**TASK TO CARRY OUT:** Pictures aside, return all of the records exactly as they stand.

Interface dataset entries:
-*-

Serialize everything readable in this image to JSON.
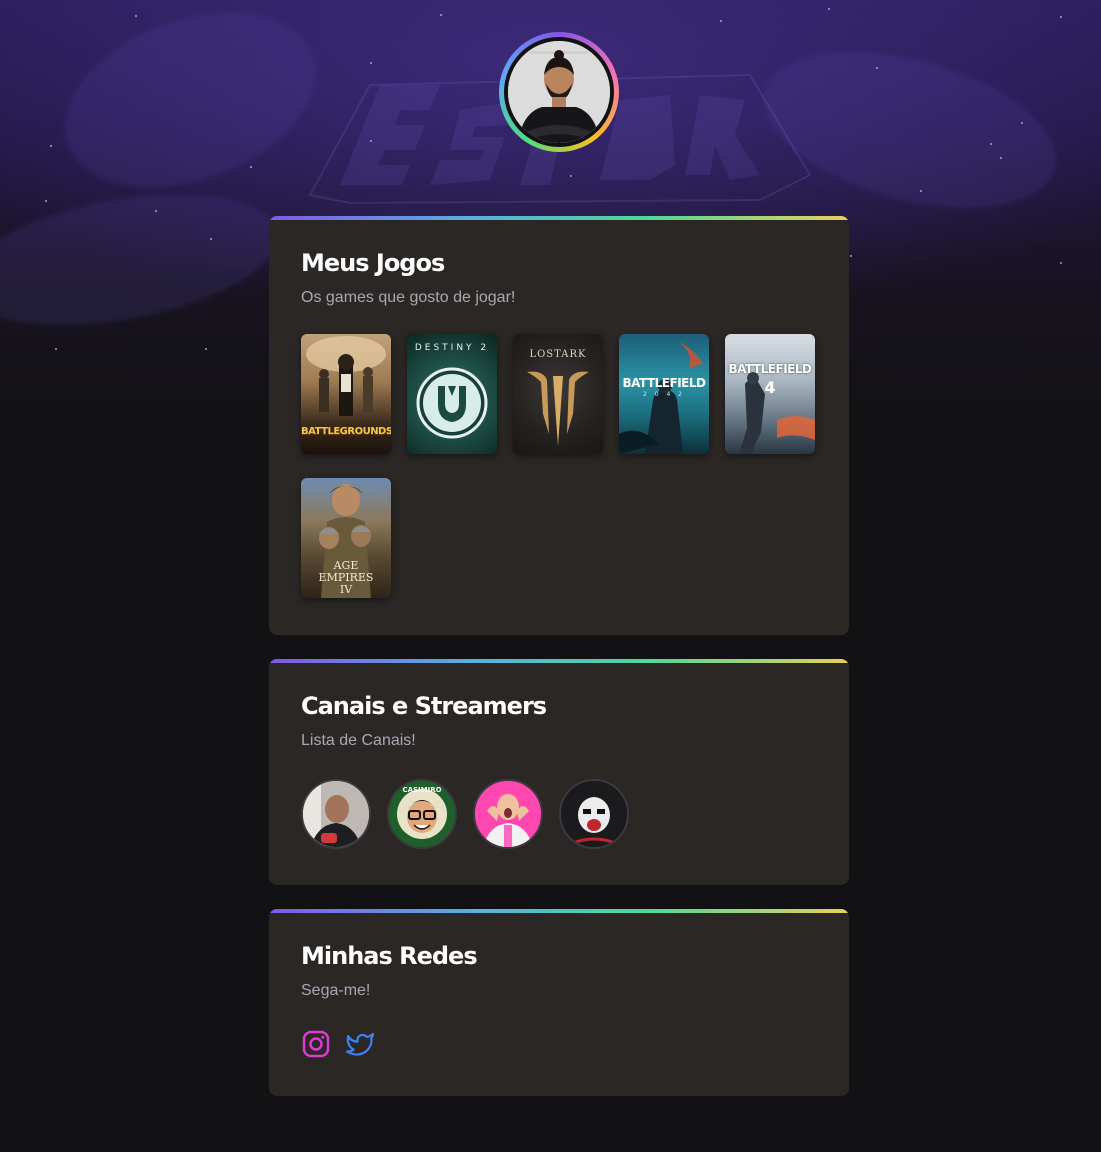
{
  "profile": {
    "avatar_alt": "Foto de perfil"
  },
  "colors": {
    "background": "#121214",
    "card": "#2a2725",
    "accent_gradient": [
      "#8257e5",
      "#5ab0e0",
      "#4fd89a",
      "#e8d05e"
    ],
    "instagram": "#e03bd8",
    "twitter": "#3b82f6"
  },
  "games_section": {
    "title": "Meus Jogos",
    "subtitle": "Os games que gosto de jogar!",
    "games": [
      {
        "name": "PUBG Battlegrounds Mobile",
        "cover_text": "BATTLEGROUNDS"
      },
      {
        "name": "Destiny 2",
        "cover_text": "DESTINY 2"
      },
      {
        "name": "Lost Ark",
        "cover_text": "LOSTARK"
      },
      {
        "name": "Battlefield 2042",
        "cover_text": "BATTLEFIELD"
      },
      {
        "name": "Battlefield 4",
        "cover_text": "BATTLEFIELD"
      },
      {
        "name": "Age of Empires IV",
        "cover_text": "AGE EMPIRES IV"
      }
    ]
  },
  "channels_section": {
    "title": "Canais e Streamers",
    "subtitle": "Lista de Canais!",
    "channels": [
      {
        "icon": "streamer-1-avatar"
      },
      {
        "icon": "casimiro-avatar",
        "badge_text": "CASIMIRO"
      },
      {
        "icon": "streamer-3-avatar"
      },
      {
        "icon": "streamer-4-avatar"
      }
    ]
  },
  "social_section": {
    "title": "Minhas Redes",
    "subtitle": "Sega-me!",
    "links": [
      {
        "icon": "instagram-icon"
      },
      {
        "icon": "twitter-icon"
      }
    ]
  }
}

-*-

**OUTPUT FOR THIS EXERCISE:**
Serialize everything readable in this image to JSON.
{
  "profile": {
    "avatar_alt": "Foto de perfil"
  },
  "colors": {
    "background": "#121214",
    "card": "#2a2725",
    "accent_gradient": [
      "#8257e5",
      "#5ab0e0",
      "#4fd89a",
      "#e8d05e"
    ],
    "instagram": "#e03bd8",
    "twitter": "#3b82f6"
  },
  "games_section": {
    "title": "Meus Jogos",
    "subtitle": "Os games que gosto de jogar!",
    "games": [
      {
        "name": "PUBG Battlegrounds Mobile",
        "cover_text": "BATTLEGROUNDS"
      },
      {
        "name": "Destiny 2",
        "cover_text": "DESTINY 2"
      },
      {
        "name": "Lost Ark",
        "cover_text": "LOSTARK"
      },
      {
        "name": "Battlefield 2042",
        "cover_text": "BATTLEFIELD"
      },
      {
        "name": "Battlefield 4",
        "cover_text": "BATTLEFIELD"
      },
      {
        "name": "Age of Empires IV",
        "cover_text": "AGE EMPIRES IV"
      }
    ]
  },
  "channels_section": {
    "title": "Canais e Streamers",
    "subtitle": "Lista de Canais!",
    "channels": [
      {
        "icon": "streamer-1-avatar"
      },
      {
        "icon": "casimiro-avatar",
        "badge_text": "CASIMIRO"
      },
      {
        "icon": "streamer-3-avatar"
      },
      {
        "icon": "streamer-4-avatar"
      }
    ]
  },
  "social_section": {
    "title": "Minhas Redes",
    "subtitle": "Sega-me!",
    "links": [
      {
        "icon": "instagram-icon"
      },
      {
        "icon": "twitter-icon"
      }
    ]
  }
}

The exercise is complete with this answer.